Motorola Droid X has Corporate Potential
Verizon launched the Motorola Droid X on July 15, 2010, the newest and most viable competitor to the iPhone. The device, which boasts Google Android OS and a 4.3-inch display, is already sold out. At first glance, the Droid X might not seem like the most ideal solution for corporate customers. After all, Motorola is marketing it as an entertainment-focused product. But it includes one extremely viable feature that CIOs who have employees working in teams will like: Droid X Wi-Fi hotspot capability. Up to five computers can connect wirelessly to Verizon's 3G network through the smartphone. It provides an always-connected experience that the iPhone and BlackBerry devices cannot match. CIOs will be smart to keep a close eye on the Droid X.
Windows XP Service Pack 2 Loses Microsoft Support
Microsoft has discontinued support for Windows XP Service Pack 2. The company said that it will continue supporting Windows XP Service Pack 3 through 2014. For the enterprise, this could be a troublesome issue. According to research firm Softchoice, about 45 percent of all PCs still run Windows XP Service Pack 2. That means that nearly half of all the Windows-based computers in the world are running a software version that Microsoft will no longer support. This can cause significant security problems in the XP ecosystem. Holler all you want, Microsoft isn't turning back from this decision. The prudent CIO will get your IT staff to fully migrate to Service Pack 3 as soon as possible, and plan ahead for how you'll handle things in 2014, when Microsoft stands to re-consider its support for Service Pack 3.
Microsoft Focuses on Windows Phone 7
Microsoft CEO Steve Ballmer reiterated that his company will be delivering Windows Phone 7 devices starting later this year during his opening presentation at the company's Worldwide Partner Conference in Washington, D.C., on July 12, 2010. How nice to hear. Microsoft has been losing consumer market share at a rapid rate as Windows Mobile has been trumped by other operating systems. For CIOs, that has meant moving Windows Mobile users to RIM's BlackBerry, or in some cases, the iPhone. Going forward, CIOs will have more choices to make. Windows Phone 7 looks to be a fine alternative to currently available smartphone operating systems. And since it is made by Microsoft, it will integrate nicely into current operations. Keep a watchful eye on Windows Phone 7. It might just be the best BlackBerry alternative on the market when it hits store shelves.
One note of caution: if you're a CIO with an enterprise-wide deployment of line-of-business solutions built around Windows Mobile 6.5 or earlier, Windows Phone 7 will not be backward compatible. So, while the new OS could be big news for users in the "carpeted halls" of enterprise mobility, it is a different story altogether for those field service, supply chain and logistics apps built on previous Windows Mobile platforms. Thanks, Microsoft.

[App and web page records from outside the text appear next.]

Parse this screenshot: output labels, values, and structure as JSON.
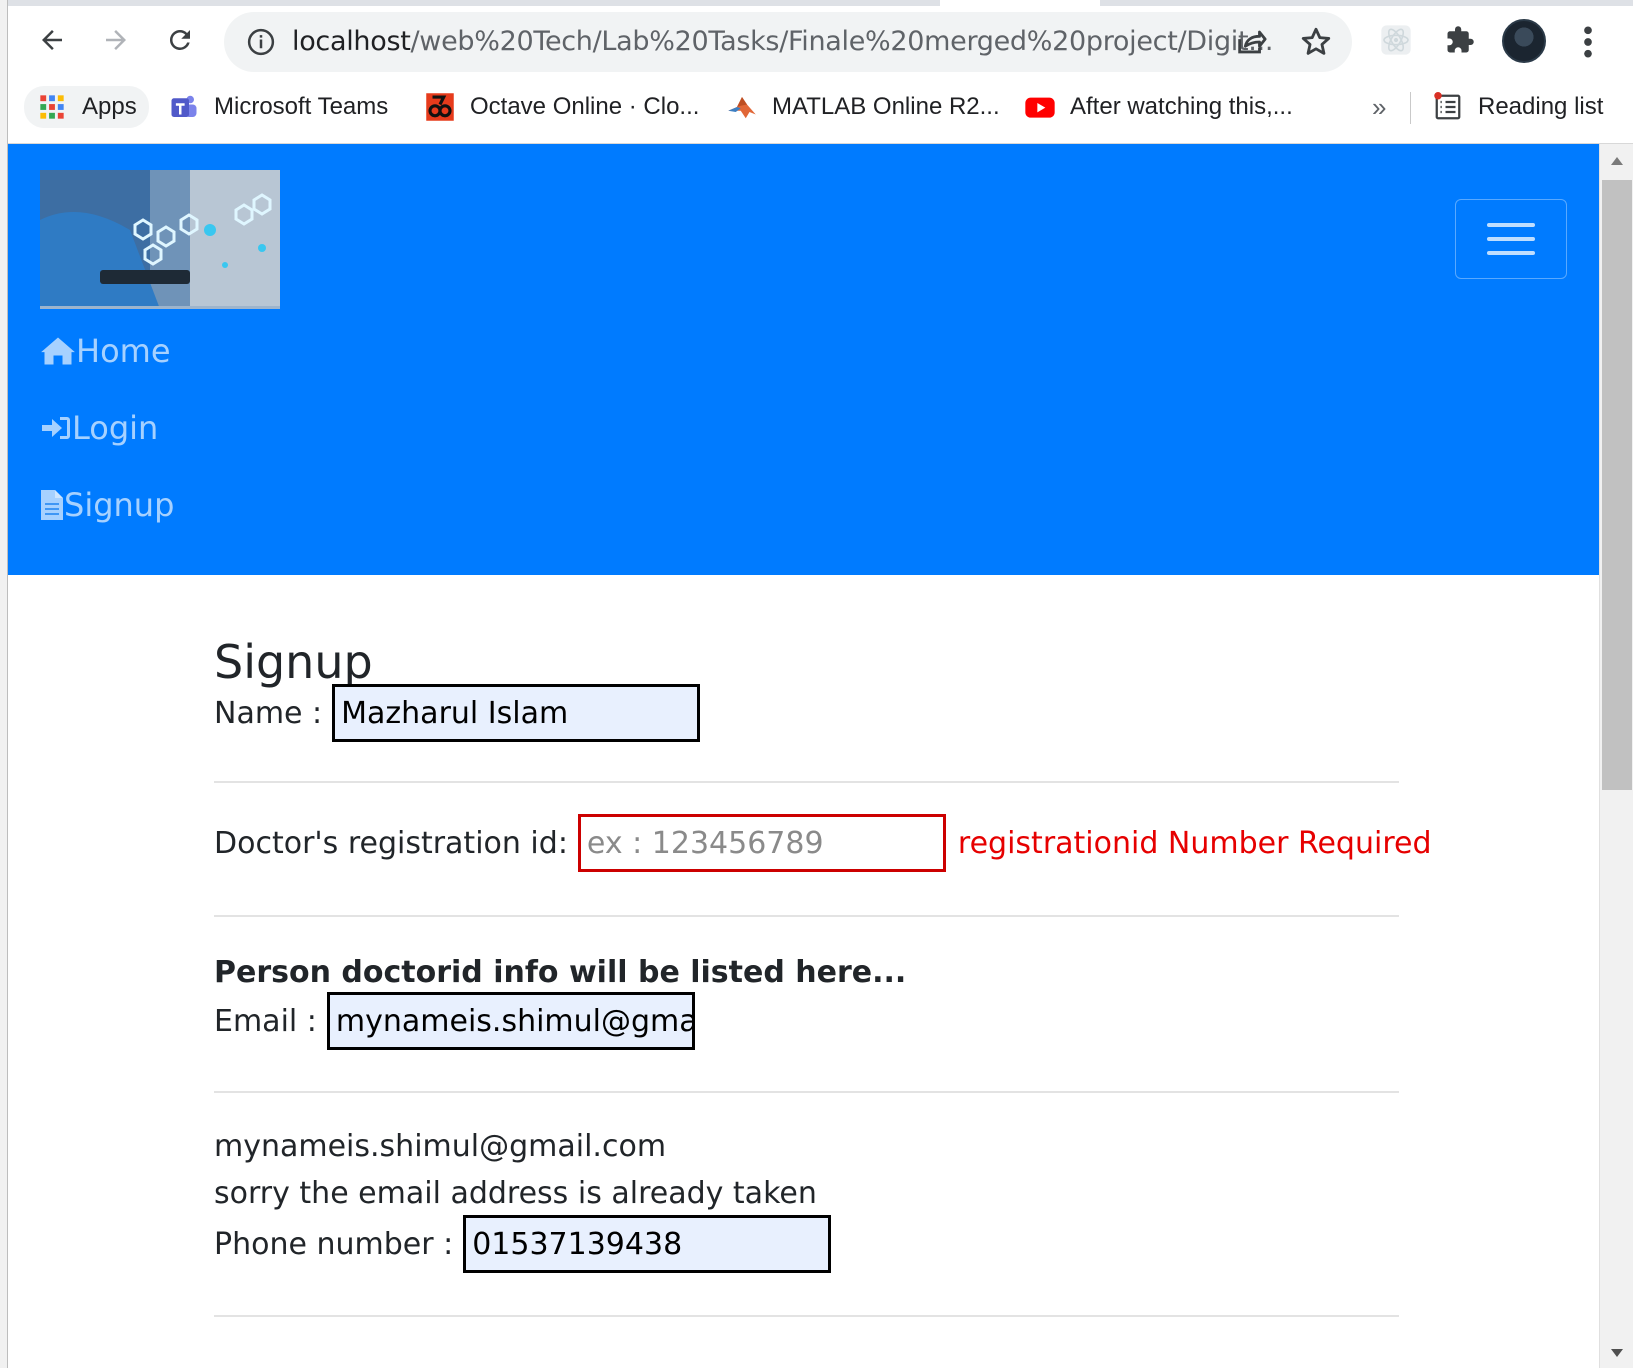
{
  "browser": {
    "url_host": "localhost",
    "url_path": "/web%20Tech/Lab%20Tasks/Finale%20merged%20project/Digit...",
    "bookmarks": [
      {
        "label": "Apps",
        "icon": "apps-grid-icon"
      },
      {
        "label": "Microsoft Teams",
        "icon": "teams-icon"
      },
      {
        "label": "Octave Online · Clo...",
        "icon": "octave-icon"
      },
      {
        "label": "MATLAB Online R2...",
        "icon": "matlab-icon"
      },
      {
        "label": "After watching this,...",
        "icon": "youtube-icon"
      }
    ],
    "overflow": "»",
    "reading_list": "Reading list"
  },
  "navbar": {
    "color": "#007bff",
    "links": [
      {
        "label": "Home",
        "icon": "home-icon"
      },
      {
        "label": "Login",
        "icon": "sign-in-icon"
      },
      {
        "label": "Signup",
        "icon": "file-text-icon"
      }
    ]
  },
  "form": {
    "title": "Signup",
    "name_label": "Name :",
    "name_value": "Mazharul Islam",
    "reg_label": "Doctor's registration id:",
    "reg_placeholder": "ex : 123456789",
    "reg_error": "registrationid Number Required",
    "info_heading": "Person doctorid info will be listed here...",
    "email_label": "Email :",
    "email_value": "mynameis.shimul@gmail.com",
    "email_echo": "mynameis.shimul@gmail.com",
    "email_taken": "sorry the email address is already taken",
    "phone_label": "Phone number :",
    "phone_value": "01537139438"
  }
}
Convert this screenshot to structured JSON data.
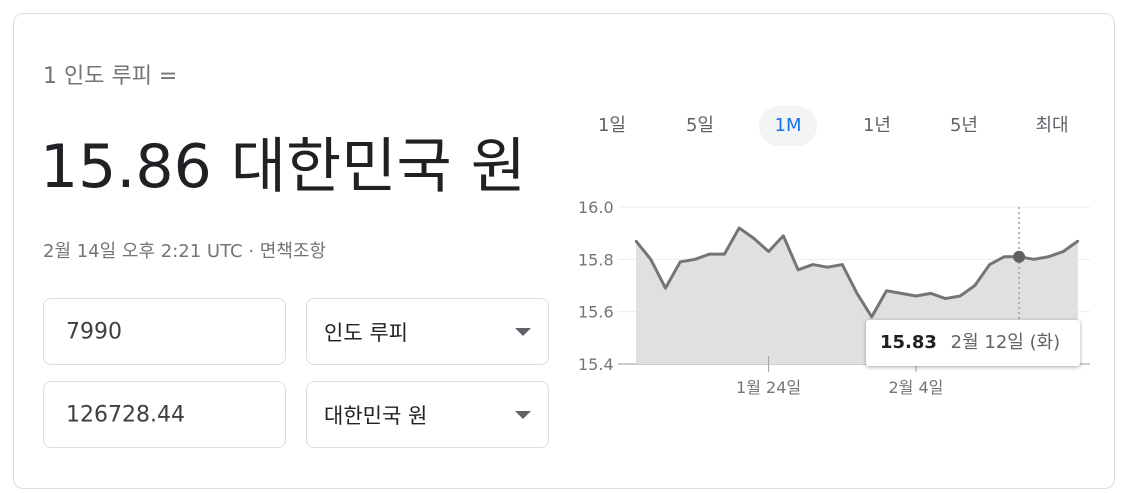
{
  "converter": {
    "from_label": "1 인도 루피 =",
    "rate_result": "15.86 대한민국 원",
    "timestamp": "2월 14일 오후 2:21 UTC",
    "separator": "·",
    "disclaimer": "면책조항",
    "amount_from": "7990",
    "currency_from": "인도 루피",
    "amount_to": "126728.44",
    "currency_to": "대한민국 원"
  },
  "range_tabs": [
    {
      "label": "1일",
      "active": false
    },
    {
      "label": "5일",
      "active": false
    },
    {
      "label": "1M",
      "active": true
    },
    {
      "label": "1년",
      "active": false
    },
    {
      "label": "5년",
      "active": false
    },
    {
      "label": "최대",
      "active": false
    }
  ],
  "tooltip": {
    "value": "15.83",
    "date": "2월 12일 (화)"
  },
  "chart_data": {
    "type": "area",
    "title": "",
    "xlabel": "",
    "ylabel": "",
    "ylim": [
      15.4,
      16.0
    ],
    "yticks": [
      "16.0",
      "15.8",
      "15.6",
      "15.4"
    ],
    "xtick_labels": [
      {
        "label": "1월 24일",
        "index": 9
      },
      {
        "label": "2월 4일",
        "index": 19
      }
    ],
    "highlight_index": 26,
    "line_color": "#757575",
    "fill_color": "#e0e0e0",
    "series": [
      {
        "values": [
          15.87,
          15.8,
          15.69,
          15.79,
          15.8,
          15.82,
          15.82,
          15.92,
          15.88,
          15.83,
          15.89,
          15.76,
          15.78,
          15.77,
          15.78,
          15.67,
          15.58,
          15.68,
          15.67,
          15.66,
          15.67,
          15.65,
          15.66,
          15.7,
          15.78,
          15.81,
          15.81,
          15.8,
          15.81,
          15.83,
          15.87
        ]
      }
    ]
  }
}
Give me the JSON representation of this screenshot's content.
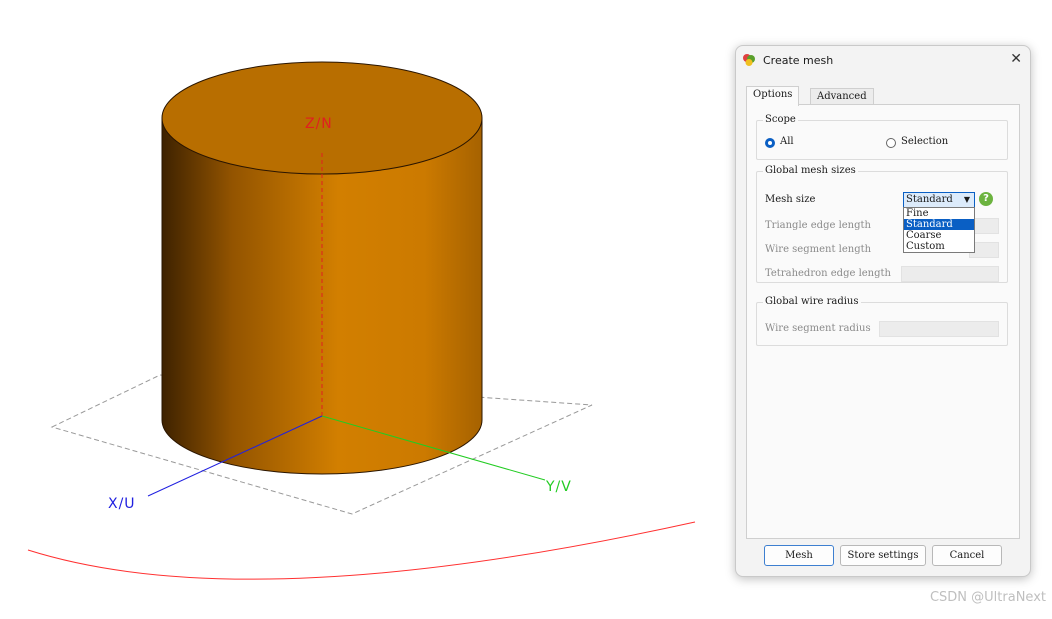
{
  "viewport": {
    "axis_labels": {
      "z": "Z/N",
      "y": "Y/V",
      "x": "X/U"
    },
    "colors": {
      "cylinder": "#c87c00",
      "cylinder_top": "#b86e00",
      "z_axis": "#e02020",
      "y_axis": "#22cc22",
      "x_axis": "#2020e0",
      "arc": "#ff3030"
    }
  },
  "dialog": {
    "title": "Create mesh",
    "icon": "app-logo-icon",
    "tabs": [
      {
        "label": "Options",
        "active": true
      },
      {
        "label": "Advanced",
        "active": false
      }
    ],
    "scope": {
      "legend": "Scope",
      "options": [
        {
          "label": "All",
          "checked": true
        },
        {
          "label": "Selection",
          "checked": false
        }
      ]
    },
    "global_mesh_sizes": {
      "legend": "Global mesh sizes",
      "mesh_size_label": "Mesh size",
      "mesh_size_value": "Standard",
      "dropdown_options": [
        "Fine",
        "Standard",
        "Coarse",
        "Custom"
      ],
      "dropdown_selected": "Standard",
      "fields": [
        {
          "label": "Triangle edge length",
          "value": ""
        },
        {
          "label": "Wire segment length",
          "value": ""
        },
        {
          "label": "Tetrahedron edge length",
          "value": ""
        }
      ]
    },
    "global_wire_radius": {
      "legend": "Global wire radius",
      "fields": [
        {
          "label": "Wire segment radius",
          "value": ""
        }
      ]
    },
    "buttons": {
      "mesh": "Mesh",
      "store_settings": "Store settings",
      "cancel": "Cancel"
    },
    "accent_color": "#0a5fc4"
  },
  "watermark": "CSDN @UltraNext"
}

Windows-Based Tablets Will Be Here Soon
Also revealed at its Worldwide Partner Conference was the news that several Microsoft Windows-based tablets -- made for consumers and enterprise customers alike -- will be released in the coming months. There is a real business benefit for CIOs in the potential for Windows-based tablets in the enterprise. With the exception of the Cisco Cius, the other so-called "media" tablets -- such as iPad and future Android-based devices -- in no way target corporate customers. Several Windows-based tablets will. And, since they will run Windows 7, it will (in theory anyway) lend them to smooth integration with Microsoft applications in use in your organization. With many pundits touting these lightweight tablets as the future of the mobile enterprise, CIOs can expect to find something to like in the Microsoft lineup.